__Your task__. The entries that follow should be duplicated in full, without a single alteration.

__Supplied information__.

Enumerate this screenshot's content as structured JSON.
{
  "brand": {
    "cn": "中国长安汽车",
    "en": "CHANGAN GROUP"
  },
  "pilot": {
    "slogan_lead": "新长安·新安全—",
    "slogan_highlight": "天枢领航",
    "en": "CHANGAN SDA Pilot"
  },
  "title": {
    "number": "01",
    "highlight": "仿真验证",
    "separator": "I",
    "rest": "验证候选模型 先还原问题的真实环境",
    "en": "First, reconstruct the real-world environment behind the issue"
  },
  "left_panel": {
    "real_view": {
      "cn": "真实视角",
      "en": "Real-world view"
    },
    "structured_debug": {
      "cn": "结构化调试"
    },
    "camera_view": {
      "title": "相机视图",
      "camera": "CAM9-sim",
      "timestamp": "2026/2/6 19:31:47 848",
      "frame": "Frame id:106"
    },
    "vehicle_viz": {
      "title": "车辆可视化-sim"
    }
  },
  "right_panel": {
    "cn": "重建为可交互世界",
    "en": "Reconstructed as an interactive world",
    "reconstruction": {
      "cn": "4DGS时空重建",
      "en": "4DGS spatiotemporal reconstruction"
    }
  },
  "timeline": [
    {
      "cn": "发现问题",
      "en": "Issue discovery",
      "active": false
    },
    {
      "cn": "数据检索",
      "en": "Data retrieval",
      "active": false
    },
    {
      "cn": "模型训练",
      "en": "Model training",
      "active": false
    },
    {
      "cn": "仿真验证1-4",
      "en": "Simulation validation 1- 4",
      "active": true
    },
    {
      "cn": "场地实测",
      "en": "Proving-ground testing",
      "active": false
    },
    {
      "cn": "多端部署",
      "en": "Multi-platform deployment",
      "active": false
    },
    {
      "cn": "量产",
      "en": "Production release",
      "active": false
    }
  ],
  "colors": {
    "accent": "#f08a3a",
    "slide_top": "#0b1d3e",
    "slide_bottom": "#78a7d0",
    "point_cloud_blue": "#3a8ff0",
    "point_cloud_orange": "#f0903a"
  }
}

__Answer__.
Enumerate this screenshot's content as structured JSON.
{
  "brand": {
    "cn": "中国长安汽车",
    "en": "CHANGAN GROUP"
  },
  "pilot": {
    "slogan_lead": "新长安·新安全—",
    "slogan_highlight": "天枢领航",
    "en": "CHANGAN SDA Pilot"
  },
  "title": {
    "number": "01",
    "highlight": "仿真验证",
    "separator": "I",
    "rest": "验证候选模型 先还原问题的真实环境",
    "en": "First, reconstruct the real-world environment behind the issue"
  },
  "left_panel": {
    "real_view": {
      "cn": "真实视角",
      "en": "Real-world view"
    },
    "structured_debug": {
      "cn": "结构化调试"
    },
    "camera_view": {
      "title": "相机视图",
      "camera": "CAM9-sim",
      "timestamp": "2026/2/6 19:31:47 848",
      "frame": "Frame id:106"
    },
    "vehicle_viz": {
      "title": "车辆可视化-sim"
    }
  },
  "right_panel": {
    "cn": "重建为可交互世界",
    "en": "Reconstructed as an interactive world",
    "reconstruction": {
      "cn": "4DGS时空重建",
      "en": "4DGS spatiotemporal reconstruction"
    }
  },
  "timeline": [
    {
      "cn": "发现问题",
      "en": "Issue discovery",
      "active": false
    },
    {
      "cn": "数据检索",
      "en": "Data retrieval",
      "active": false
    },
    {
      "cn": "模型训练",
      "en": "Model training",
      "active": false
    },
    {
      "cn": "仿真验证1-4",
      "en": "Simulation validation 1- 4",
      "active": true
    },
    {
      "cn": "场地实测",
      "en": "Proving-ground testing",
      "active": false
    },
    {
      "cn": "多端部署",
      "en": "Multi-platform deployment",
      "active": false
    },
    {
      "cn": "量产",
      "en": "Production release",
      "active": false
    }
  ],
  "colors": {
    "accent": "#f08a3a",
    "slide_top": "#0b1d3e",
    "slide_bottom": "#78a7d0",
    "point_cloud_blue": "#3a8ff0",
    "point_cloud_orange": "#f0903a"
  }
}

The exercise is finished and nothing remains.